**Aim of the exercise:** The answer must repeat every record exactly, with no pictures in it.

---*---

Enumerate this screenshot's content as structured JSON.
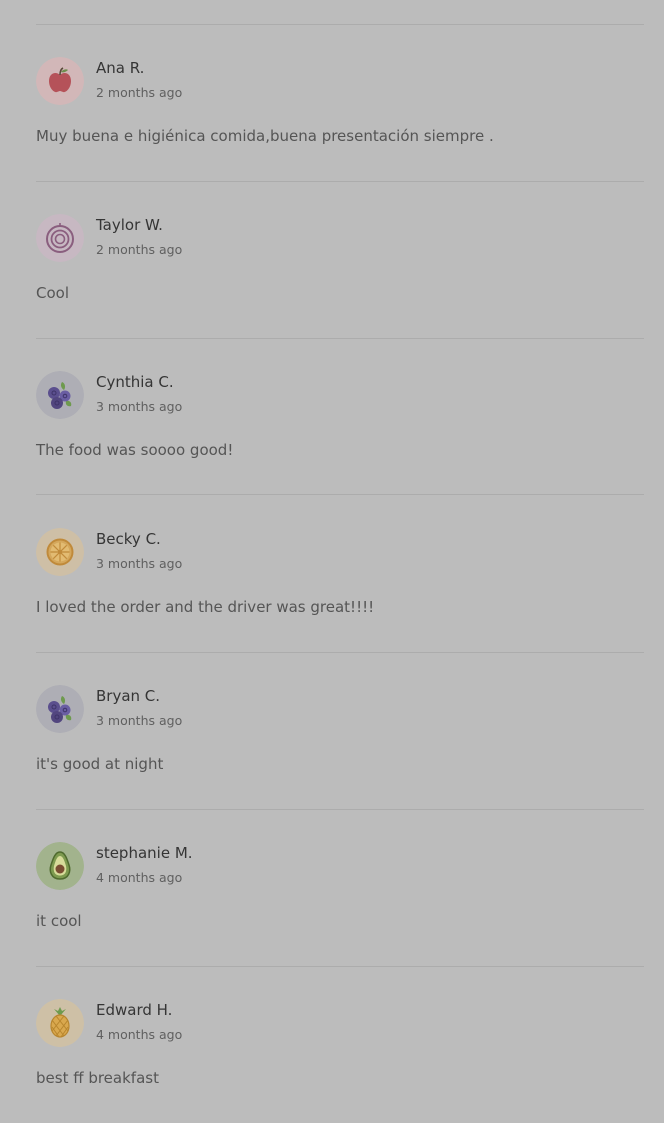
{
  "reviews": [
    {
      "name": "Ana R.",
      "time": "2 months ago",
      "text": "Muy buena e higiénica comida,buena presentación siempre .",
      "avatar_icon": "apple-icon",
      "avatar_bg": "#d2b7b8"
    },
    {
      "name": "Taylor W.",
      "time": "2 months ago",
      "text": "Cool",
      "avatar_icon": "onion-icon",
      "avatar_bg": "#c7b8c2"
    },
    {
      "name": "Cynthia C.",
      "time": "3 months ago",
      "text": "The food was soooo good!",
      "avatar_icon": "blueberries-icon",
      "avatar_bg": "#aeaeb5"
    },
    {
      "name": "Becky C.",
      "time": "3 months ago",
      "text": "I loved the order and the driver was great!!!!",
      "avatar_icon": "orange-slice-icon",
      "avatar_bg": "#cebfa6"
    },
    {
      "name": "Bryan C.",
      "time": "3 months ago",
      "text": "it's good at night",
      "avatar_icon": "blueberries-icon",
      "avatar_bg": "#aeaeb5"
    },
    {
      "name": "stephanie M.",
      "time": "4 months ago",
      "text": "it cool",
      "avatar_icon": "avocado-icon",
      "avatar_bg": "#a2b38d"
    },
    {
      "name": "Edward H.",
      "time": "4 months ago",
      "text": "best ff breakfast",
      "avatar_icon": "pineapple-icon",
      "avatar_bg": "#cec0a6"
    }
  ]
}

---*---

**Solution for this exercise:**
Enumerate this screenshot's content as structured JSON.
{
  "reviews": [
    {
      "name": "Ana R.",
      "time": "2 months ago",
      "text": "Muy buena e higiénica comida,buena presentación siempre .",
      "avatar_icon": "apple-icon",
      "avatar_bg": "#d2b7b8"
    },
    {
      "name": "Taylor W.",
      "time": "2 months ago",
      "text": "Cool",
      "avatar_icon": "onion-icon",
      "avatar_bg": "#c7b8c2"
    },
    {
      "name": "Cynthia C.",
      "time": "3 months ago",
      "text": "The food was soooo good!",
      "avatar_icon": "blueberries-icon",
      "avatar_bg": "#aeaeb5"
    },
    {
      "name": "Becky C.",
      "time": "3 months ago",
      "text": "I loved the order and the driver was great!!!!",
      "avatar_icon": "orange-slice-icon",
      "avatar_bg": "#cebfa6"
    },
    {
      "name": "Bryan C.",
      "time": "3 months ago",
      "text": "it's good at night",
      "avatar_icon": "blueberries-icon",
      "avatar_bg": "#aeaeb5"
    },
    {
      "name": "stephanie M.",
      "time": "4 months ago",
      "text": "it cool",
      "avatar_icon": "avocado-icon",
      "avatar_bg": "#a2b38d"
    },
    {
      "name": "Edward H.",
      "time": "4 months ago",
      "text": "best ff breakfast",
      "avatar_icon": "pineapple-icon",
      "avatar_bg": "#cec0a6"
    }
  ]
}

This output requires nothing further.